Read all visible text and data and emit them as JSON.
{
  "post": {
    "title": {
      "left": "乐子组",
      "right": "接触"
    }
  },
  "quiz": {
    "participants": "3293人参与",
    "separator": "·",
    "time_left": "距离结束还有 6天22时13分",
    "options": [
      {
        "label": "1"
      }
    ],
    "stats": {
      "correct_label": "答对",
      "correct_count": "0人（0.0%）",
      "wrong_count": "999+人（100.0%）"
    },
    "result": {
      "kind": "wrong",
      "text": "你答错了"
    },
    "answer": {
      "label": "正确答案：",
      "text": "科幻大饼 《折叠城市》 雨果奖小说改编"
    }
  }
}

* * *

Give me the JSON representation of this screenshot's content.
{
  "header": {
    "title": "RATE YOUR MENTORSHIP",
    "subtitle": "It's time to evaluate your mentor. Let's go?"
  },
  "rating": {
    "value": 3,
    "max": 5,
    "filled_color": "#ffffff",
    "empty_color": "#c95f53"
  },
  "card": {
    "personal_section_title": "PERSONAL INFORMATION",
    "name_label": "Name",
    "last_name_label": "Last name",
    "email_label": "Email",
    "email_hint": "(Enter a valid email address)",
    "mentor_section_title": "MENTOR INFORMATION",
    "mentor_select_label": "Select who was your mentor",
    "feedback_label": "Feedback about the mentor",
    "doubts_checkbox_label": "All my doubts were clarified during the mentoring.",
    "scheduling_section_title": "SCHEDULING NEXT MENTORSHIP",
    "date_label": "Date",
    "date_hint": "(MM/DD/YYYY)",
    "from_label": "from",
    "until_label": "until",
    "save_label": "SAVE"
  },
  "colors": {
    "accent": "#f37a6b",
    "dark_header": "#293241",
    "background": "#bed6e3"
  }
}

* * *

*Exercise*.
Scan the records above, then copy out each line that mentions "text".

*Written answer*.
Read all visible text and data and emit them as JSON.
      "text": "你答错了"
      "text": "科幻大饼 《折叠城市》 雨果奖小说改编"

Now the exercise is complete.